(Beginning of Provided information)

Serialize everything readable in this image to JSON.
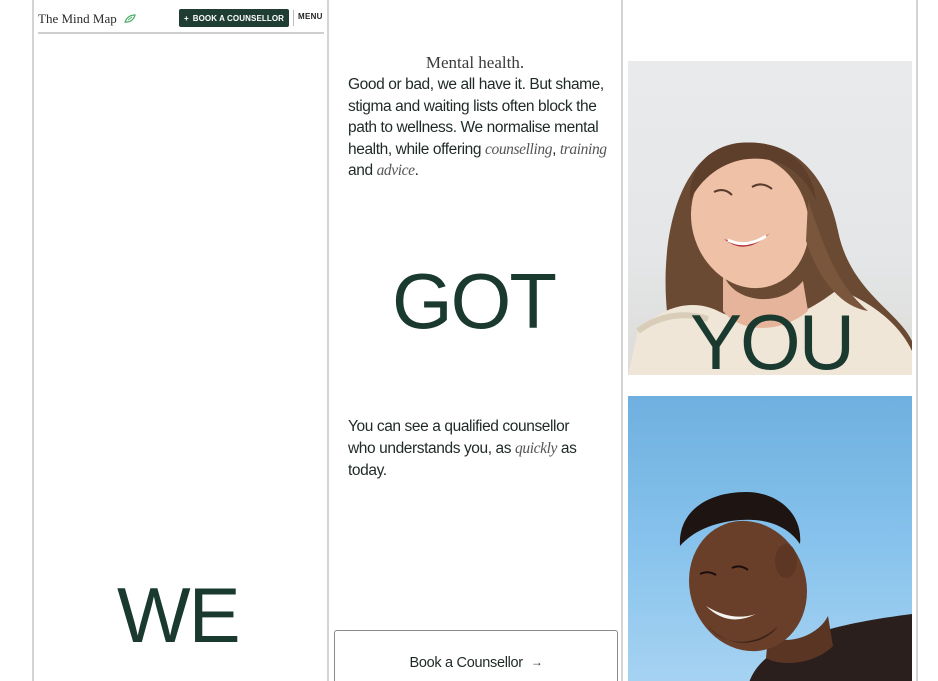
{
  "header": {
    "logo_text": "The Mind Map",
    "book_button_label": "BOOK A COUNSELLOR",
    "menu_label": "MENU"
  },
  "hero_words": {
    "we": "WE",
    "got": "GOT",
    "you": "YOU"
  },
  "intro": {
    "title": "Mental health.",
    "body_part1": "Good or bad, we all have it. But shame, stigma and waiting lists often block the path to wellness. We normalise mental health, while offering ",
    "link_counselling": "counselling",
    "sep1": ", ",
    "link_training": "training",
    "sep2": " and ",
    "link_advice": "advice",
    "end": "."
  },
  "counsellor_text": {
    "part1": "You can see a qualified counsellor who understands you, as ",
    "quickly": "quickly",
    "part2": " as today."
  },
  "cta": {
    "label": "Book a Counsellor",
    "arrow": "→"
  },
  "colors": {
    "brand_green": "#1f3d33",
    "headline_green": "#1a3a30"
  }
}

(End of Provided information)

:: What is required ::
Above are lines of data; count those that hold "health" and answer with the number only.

:: Task answer ::
2